→ **Task prompt**
Work through the material below line by line and say how many lines include the word "JSON". Only the number, please.

→ **Data section**
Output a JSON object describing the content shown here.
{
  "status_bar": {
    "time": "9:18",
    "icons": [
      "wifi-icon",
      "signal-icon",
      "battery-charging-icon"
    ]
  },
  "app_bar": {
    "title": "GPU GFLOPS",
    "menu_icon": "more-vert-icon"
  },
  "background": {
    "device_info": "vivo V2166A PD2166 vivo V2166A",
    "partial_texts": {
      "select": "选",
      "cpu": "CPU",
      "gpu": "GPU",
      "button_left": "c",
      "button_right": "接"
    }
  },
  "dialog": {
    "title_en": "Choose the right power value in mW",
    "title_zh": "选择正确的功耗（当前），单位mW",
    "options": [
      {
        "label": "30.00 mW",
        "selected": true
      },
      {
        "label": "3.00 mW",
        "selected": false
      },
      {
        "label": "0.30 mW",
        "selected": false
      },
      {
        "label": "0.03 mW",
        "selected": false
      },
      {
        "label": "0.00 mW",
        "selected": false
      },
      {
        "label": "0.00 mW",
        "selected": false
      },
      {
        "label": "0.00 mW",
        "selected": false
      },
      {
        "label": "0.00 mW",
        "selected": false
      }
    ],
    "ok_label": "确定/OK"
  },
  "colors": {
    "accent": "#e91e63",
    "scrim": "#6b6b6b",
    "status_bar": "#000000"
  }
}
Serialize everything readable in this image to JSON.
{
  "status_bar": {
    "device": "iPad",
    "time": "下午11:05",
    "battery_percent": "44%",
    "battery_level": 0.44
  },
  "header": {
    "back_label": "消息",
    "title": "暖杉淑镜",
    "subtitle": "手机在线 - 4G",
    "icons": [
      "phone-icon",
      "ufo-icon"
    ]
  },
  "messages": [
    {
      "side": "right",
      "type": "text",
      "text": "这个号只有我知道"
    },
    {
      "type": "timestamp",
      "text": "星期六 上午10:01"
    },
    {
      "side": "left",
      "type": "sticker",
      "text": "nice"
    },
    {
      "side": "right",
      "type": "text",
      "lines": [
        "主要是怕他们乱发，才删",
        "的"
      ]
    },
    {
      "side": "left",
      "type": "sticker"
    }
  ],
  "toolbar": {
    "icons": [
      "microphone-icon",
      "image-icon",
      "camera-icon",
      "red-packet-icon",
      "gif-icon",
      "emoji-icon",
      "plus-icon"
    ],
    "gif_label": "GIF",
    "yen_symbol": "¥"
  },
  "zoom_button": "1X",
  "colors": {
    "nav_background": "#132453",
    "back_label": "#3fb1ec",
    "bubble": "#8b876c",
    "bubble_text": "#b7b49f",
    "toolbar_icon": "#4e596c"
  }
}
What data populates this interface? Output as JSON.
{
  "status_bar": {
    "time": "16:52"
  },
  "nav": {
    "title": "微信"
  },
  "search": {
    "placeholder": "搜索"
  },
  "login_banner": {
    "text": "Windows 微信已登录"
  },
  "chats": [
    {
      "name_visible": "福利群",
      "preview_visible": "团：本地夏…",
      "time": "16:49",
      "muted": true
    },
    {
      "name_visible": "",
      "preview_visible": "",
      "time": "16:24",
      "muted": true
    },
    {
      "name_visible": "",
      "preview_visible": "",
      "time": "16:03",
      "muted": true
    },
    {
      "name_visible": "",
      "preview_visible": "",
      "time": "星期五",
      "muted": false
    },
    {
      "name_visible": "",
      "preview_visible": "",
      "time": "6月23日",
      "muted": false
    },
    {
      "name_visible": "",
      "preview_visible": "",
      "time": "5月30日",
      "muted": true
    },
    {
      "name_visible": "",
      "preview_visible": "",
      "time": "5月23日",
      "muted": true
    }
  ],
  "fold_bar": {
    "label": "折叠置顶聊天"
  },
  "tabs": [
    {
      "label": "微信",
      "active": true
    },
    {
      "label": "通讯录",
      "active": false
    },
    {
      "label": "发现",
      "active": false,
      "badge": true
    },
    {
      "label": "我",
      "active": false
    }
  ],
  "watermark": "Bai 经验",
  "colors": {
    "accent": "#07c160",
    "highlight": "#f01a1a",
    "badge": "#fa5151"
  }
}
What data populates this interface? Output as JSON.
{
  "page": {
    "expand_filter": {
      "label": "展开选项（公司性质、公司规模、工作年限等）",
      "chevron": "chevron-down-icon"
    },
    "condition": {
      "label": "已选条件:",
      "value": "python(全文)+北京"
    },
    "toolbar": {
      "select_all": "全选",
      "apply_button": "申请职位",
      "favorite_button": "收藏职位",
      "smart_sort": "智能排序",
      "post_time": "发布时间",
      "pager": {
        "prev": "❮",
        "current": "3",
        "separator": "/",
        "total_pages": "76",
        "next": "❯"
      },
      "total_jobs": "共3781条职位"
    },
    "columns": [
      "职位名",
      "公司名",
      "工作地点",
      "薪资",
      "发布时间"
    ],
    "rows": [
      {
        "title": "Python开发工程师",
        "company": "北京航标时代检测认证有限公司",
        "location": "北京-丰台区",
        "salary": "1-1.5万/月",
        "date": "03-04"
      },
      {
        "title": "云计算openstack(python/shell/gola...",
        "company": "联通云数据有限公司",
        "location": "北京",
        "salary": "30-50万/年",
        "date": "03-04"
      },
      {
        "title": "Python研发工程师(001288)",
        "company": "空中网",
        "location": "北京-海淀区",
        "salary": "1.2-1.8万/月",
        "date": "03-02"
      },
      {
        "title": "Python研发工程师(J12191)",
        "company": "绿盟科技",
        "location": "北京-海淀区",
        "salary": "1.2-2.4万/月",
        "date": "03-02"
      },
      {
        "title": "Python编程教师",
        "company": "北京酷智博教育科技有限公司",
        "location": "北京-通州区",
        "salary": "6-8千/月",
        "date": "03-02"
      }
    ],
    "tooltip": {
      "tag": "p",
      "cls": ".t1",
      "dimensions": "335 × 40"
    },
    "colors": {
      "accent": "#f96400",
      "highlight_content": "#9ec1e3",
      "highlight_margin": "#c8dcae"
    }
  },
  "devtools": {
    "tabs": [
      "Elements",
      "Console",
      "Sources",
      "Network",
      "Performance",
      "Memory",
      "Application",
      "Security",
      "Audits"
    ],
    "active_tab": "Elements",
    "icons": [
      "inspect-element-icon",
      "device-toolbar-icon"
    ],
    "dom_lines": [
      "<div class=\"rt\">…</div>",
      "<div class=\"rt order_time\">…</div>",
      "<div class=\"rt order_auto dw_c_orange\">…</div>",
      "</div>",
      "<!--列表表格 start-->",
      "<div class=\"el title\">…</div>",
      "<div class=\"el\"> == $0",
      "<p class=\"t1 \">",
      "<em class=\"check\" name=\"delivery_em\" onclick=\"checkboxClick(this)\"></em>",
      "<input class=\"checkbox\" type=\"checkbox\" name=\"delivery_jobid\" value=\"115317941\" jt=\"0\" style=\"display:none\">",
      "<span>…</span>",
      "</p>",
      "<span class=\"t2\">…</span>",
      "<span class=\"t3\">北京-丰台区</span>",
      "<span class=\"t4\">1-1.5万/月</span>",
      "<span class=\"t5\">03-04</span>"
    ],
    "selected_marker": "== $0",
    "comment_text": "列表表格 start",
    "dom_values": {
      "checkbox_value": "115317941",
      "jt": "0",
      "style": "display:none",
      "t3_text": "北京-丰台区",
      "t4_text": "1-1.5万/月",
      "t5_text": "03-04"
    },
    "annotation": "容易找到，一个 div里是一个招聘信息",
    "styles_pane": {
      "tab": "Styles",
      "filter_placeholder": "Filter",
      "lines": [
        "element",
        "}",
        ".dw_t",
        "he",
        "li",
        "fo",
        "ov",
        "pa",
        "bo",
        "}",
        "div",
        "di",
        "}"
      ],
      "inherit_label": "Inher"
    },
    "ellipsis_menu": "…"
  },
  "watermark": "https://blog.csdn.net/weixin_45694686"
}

→ **Reply to the task**
4